Maybe you’ve seen one, or even enjoyed one yourself. I first heard about them from Merrick, and thought they sounded like a lovely idea – maybe a little extra – but something to tuck away for the elementary school years.
And then June requested a special snack and, well, here we are. Having muffin tin snack trays almost daily :)
Here are a few reasons why I have come to love the muffin tin snack tray:
— They are perfect for using up little odds and ends hanging around the fridge or pantry. Less food waste is always a win!
— Because of the fun presentation, and the fact that we’re all eating together, my kids are more likely to try anything new I add to the tray.
— Though most days I’m kind of haphazardly throwing things together, the snack tray presents a creative opportunity for the willing parent: you could theme the contents for upcoming holidays, play around with color or shapes, or attune it to a visitor. Kind of like a modern charcuterie board, but way easier :)
— It helps me get all the food groups into my kiddos in a day. Even if we don’t have a ton of fruits and vegetables at dinner, the snack tray gives me another opportunity to tick those boxes.
And now, a few tips for introducing muffin tin snack trays into your life:

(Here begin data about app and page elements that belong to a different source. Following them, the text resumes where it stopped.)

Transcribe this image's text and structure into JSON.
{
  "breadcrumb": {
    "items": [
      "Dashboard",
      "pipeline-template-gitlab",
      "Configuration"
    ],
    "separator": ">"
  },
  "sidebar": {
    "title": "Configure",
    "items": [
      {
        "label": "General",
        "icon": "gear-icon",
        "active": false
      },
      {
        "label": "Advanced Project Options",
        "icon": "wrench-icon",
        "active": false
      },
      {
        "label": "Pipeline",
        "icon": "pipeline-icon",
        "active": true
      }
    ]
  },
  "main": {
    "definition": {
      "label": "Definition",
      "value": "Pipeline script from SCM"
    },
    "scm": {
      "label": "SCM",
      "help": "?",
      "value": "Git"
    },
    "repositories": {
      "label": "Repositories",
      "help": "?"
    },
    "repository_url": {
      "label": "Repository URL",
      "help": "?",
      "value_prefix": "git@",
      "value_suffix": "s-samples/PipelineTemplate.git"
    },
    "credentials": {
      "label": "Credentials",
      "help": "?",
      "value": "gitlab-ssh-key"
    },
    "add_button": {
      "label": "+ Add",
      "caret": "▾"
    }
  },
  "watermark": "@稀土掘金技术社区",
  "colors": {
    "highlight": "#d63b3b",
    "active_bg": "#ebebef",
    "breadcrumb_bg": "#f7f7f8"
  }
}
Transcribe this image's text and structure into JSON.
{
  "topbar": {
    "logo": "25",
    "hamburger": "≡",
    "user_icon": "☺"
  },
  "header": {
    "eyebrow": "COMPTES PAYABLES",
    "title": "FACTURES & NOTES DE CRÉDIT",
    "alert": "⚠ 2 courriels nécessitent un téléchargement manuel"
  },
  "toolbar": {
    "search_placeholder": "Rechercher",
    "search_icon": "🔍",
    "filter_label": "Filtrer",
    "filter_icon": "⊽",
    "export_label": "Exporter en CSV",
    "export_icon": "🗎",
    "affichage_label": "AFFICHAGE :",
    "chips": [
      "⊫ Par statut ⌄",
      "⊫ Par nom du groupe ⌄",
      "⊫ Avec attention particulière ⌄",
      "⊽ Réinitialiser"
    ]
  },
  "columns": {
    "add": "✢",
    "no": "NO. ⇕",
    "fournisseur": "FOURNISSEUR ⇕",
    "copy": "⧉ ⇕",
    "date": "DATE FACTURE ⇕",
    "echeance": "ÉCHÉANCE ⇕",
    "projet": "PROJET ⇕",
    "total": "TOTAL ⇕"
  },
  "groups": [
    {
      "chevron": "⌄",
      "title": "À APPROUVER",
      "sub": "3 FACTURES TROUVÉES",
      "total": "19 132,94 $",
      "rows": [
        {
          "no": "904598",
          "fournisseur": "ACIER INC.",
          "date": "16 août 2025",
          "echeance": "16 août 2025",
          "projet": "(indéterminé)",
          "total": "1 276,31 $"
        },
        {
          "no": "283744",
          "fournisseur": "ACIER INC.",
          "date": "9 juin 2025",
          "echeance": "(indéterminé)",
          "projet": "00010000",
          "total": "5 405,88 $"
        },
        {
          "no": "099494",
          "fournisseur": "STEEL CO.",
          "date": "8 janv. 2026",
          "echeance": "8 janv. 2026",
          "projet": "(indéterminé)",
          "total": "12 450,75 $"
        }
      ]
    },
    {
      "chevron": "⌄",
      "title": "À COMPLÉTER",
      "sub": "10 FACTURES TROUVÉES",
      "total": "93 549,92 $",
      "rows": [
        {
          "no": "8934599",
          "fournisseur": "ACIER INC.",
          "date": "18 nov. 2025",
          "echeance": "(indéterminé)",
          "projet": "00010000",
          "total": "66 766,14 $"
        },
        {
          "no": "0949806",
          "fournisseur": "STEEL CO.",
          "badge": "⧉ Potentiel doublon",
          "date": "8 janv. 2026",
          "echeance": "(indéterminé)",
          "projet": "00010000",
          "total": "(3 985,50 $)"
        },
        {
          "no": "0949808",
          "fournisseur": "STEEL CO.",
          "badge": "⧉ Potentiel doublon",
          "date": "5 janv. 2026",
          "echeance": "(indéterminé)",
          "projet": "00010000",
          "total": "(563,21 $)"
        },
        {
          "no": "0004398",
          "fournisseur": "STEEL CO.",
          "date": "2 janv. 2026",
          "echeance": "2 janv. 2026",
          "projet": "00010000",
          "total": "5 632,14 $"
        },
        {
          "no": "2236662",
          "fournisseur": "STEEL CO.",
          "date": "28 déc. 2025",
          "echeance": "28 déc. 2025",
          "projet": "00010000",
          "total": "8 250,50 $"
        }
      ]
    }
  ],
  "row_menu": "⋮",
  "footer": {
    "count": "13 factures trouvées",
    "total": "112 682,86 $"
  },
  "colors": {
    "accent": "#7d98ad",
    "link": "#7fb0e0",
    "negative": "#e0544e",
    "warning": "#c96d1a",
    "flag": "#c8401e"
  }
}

— My initial thought was that I’d introduce snack trays when June started kindergarten – I figured everyone would be a bit older by then and they’d be a sweet moment to reconnect after being apart during the day. Having started earlier, I would say Shep, at 1 3/4, is just barely old enough to participate in a civilized way. He mostly grasps the concepts of sharing, taking one thing at a time, and not putting half-eaten food back into the tray, ha!
— You can fill more than one pocket with the same thing. You don’t have to come up with 12 separate things every day!
— To keep things fun without the budget going wild, I’ve started adding one novel item to my grocery list each week – a new kind of cracker, something from the international aisle, chocolate-covered pretzels, etc. Over a few grocery trips you’ll build up a stash of fun things that you can rotate in and out.
— We like to include a mix of savory and sweet, familiar and foreign, crunchy and soft. Add dips or spreads. Play with colors and textures and have fun!
— Remember you can easily adjust the amounts in each pocket for the number of people eating and how big of a snack you want it to be. June, Shep, and I partake in the snack tray together about 2 hours before dinner, and ours is sized appropriately.
— If you have older kids with bigger appetites, take a tip from Merrick: don’t refill anything until everything is gone. That way, they’ll be forced to eat the veggies if they want more marshmallows :) In our current life stage, I never refill the tray.
— To practice manual dexterity (so Montessori!) and slow the whole process down a bit, give everyone a fancy toothpick to spear with. We like these ones.
Friends, as a parent and a person I am an interesting mix of highly practical and consistently weak-kneed for the magical and memorable. No, not everything in our kiddos’ childhoods has to be magical – much of it will be humdrum and ordinary (and in my opinion that’s actually good!). But I also believe childhood should be punctuated by the needlessly fancy, the extravagantly whimsical, and the fun-just-because. The magical things I love the most are the ones that inject novelty into our days, cause us to linger together, and therefore slow down time. Muffin tin snack trays check all my boxes, and I hope they’ll bring a little sweetness to your days, too!
Friends, I’d love to hear a way you inject a little novelty or magic into daily life, whether or not you have kids!